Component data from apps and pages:
[Start of section]

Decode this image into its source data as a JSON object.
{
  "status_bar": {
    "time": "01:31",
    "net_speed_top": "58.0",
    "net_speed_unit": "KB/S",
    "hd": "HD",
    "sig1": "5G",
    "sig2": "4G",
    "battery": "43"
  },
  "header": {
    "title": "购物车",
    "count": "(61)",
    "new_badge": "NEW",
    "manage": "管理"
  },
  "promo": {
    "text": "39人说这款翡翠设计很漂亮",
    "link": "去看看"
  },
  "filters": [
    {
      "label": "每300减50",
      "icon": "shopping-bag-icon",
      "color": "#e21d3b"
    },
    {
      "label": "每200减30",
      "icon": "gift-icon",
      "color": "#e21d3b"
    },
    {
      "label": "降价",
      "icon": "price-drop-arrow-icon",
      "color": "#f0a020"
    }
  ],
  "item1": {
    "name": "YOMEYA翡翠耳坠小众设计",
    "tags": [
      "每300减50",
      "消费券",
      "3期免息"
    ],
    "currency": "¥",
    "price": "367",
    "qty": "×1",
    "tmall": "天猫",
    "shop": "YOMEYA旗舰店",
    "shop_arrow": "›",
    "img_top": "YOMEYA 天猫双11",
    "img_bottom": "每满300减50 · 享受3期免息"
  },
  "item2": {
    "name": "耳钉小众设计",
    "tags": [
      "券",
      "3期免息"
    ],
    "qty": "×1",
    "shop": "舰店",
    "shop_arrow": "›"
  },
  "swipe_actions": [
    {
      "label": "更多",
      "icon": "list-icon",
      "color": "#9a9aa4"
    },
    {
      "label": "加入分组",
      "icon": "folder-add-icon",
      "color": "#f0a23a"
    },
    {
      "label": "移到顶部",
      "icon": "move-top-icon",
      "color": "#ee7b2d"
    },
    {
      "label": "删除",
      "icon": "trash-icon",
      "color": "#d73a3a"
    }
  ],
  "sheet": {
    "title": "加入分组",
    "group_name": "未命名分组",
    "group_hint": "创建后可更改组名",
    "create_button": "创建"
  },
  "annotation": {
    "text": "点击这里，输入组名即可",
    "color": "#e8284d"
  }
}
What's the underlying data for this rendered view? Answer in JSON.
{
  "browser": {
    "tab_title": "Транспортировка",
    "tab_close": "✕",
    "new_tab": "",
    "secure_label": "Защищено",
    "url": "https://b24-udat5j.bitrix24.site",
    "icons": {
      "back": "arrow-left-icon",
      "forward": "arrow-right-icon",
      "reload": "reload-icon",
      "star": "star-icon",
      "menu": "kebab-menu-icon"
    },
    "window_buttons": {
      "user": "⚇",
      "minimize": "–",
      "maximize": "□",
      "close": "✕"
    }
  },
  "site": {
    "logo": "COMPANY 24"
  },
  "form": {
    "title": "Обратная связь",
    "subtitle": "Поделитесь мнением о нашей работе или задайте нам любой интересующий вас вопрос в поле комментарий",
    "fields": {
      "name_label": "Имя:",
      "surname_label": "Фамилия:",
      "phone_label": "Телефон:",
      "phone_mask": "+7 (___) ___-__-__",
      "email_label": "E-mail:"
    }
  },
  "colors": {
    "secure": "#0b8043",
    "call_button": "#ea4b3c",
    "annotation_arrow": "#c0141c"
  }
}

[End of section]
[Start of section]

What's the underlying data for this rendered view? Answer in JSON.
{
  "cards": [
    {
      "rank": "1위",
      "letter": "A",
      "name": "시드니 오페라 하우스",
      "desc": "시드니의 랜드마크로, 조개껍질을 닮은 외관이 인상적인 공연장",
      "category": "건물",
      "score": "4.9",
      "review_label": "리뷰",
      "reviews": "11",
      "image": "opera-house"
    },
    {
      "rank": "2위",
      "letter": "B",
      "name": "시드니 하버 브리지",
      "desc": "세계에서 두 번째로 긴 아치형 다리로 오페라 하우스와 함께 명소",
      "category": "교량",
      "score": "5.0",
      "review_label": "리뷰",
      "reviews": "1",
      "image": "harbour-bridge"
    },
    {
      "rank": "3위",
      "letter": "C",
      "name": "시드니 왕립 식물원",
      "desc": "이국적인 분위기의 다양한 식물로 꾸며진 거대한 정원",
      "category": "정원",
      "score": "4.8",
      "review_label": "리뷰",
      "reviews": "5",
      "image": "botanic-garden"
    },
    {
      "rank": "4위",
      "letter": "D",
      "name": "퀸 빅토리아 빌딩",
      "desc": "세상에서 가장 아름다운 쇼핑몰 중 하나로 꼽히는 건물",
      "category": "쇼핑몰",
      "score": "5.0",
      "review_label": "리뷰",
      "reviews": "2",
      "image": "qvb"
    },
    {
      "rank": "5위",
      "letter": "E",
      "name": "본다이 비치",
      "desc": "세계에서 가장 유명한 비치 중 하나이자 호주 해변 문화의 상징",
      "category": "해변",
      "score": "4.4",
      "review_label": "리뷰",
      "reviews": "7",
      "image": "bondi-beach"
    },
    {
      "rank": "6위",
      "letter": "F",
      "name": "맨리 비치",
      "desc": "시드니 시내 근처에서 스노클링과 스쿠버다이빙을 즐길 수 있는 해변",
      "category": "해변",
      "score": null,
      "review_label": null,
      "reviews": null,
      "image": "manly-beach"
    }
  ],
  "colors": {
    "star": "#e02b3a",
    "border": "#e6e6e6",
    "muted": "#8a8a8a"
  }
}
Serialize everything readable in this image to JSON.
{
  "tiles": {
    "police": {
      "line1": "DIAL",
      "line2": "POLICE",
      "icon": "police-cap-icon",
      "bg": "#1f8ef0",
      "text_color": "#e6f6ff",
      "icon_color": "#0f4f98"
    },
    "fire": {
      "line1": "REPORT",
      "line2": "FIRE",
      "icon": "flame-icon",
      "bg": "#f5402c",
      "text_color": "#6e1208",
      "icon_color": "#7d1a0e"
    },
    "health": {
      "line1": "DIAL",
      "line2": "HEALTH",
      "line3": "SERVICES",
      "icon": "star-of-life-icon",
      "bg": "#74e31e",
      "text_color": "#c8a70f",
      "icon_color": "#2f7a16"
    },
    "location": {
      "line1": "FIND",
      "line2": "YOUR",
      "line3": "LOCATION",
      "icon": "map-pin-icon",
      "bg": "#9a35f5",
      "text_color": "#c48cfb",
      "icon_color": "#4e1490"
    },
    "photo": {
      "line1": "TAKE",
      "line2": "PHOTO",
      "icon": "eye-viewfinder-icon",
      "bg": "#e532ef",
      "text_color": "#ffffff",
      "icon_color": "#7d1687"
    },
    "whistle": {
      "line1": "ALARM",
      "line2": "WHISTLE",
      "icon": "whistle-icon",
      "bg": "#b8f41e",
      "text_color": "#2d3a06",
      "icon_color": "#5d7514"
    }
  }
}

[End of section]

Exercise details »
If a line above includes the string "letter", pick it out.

Task response »
      "letter": "A",
      "letter": "B",
      "letter": "C",
      "letter": "D",
      "letter": "E",
      "letter": "F",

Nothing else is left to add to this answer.